“I think it makes our grief more publicly accessible in a way that I don’t think is necessarily great,” Hampton said. “It’s turned things that have been kind of insular into public spectacles in a way that I am still struggling with figuring out if that’s a good or bad thing.” She likens how people live-tweeted Franklin’s homegoing to the way fans live-tweeted about “Scandal,” though “obviously in a much more respectful fashion.”
Part of that conflict comes down to the fact that Black fans feel a claim over Black celebrities who represent a type of success that has a particular significance for the community. There’s a need to isolate that celebrity even in death so that the context of their legacy can remain preserved.
“When someone in our community makes it to a certain level, we still feel like we have a certain level of ownership,” Hampton said, adding that that communal desire to protect one of our own has helped draw us closer together in the digital age. “I think the power of collective grief allows us to not feel alone because of how connected we are on the internet.”
Though the increased spotlight on Black homegoings has helped us process Black grief in a more communal sense, fewer non-celebrity homegoings have been able to reap the same benefit. More Black people are opting for cremation rather than a homegoing service, primarily to cut costs. That not only poses a concern for Black-owned funeral directors, but it also interrupts what has become a necessary source to communicate our grief and reflect on the person who’s passed on.
“‘What about your family or the people who you encounter day to day?’” Williams asks whenever someone requests cremation. “It’s unfair to them to just do cremation and not do any type of service. That’s the way we grieve for our loved one — going to service, talking about them and singing songs about that person.”

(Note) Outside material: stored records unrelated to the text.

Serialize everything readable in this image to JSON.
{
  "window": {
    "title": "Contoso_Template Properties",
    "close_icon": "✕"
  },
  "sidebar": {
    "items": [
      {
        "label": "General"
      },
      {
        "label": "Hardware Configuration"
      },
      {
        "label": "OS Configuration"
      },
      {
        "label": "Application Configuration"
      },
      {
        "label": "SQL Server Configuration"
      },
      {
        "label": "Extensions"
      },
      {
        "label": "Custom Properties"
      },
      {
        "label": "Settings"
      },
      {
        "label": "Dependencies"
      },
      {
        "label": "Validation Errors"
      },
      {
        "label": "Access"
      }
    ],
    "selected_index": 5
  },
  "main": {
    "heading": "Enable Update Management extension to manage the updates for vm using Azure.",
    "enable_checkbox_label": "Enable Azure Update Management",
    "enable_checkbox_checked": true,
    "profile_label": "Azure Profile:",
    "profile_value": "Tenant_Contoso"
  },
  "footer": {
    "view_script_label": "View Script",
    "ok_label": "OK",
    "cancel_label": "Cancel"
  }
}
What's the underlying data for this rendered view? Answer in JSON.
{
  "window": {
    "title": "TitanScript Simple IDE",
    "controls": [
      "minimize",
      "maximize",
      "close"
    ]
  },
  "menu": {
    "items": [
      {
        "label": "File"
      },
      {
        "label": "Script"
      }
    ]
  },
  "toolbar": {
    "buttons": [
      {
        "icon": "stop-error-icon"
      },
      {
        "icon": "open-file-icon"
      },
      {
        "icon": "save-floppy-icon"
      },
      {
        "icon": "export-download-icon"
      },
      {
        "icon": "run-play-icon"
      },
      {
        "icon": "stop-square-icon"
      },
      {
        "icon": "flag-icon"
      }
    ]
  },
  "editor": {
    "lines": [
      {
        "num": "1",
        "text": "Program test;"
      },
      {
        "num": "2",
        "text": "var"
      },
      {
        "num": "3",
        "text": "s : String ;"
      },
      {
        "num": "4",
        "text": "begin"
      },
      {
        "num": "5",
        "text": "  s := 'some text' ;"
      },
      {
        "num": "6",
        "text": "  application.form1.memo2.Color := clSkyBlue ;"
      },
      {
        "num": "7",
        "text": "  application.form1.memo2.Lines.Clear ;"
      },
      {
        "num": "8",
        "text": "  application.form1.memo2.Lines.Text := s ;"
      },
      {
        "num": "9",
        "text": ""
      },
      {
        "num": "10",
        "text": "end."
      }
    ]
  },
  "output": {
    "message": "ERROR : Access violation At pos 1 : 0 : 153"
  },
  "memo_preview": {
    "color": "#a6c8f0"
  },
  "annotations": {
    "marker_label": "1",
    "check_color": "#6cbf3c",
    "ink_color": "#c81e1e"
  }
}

The lifespan of non-celebrity homegoings remains to be seen. But we can at least rest assured that those of notables like Morrison, Franklin, Hussle and now Bryant have brought a new resonance to the way we’ve long honored those whose lives mattered so much to us — and whose spirits will carry on.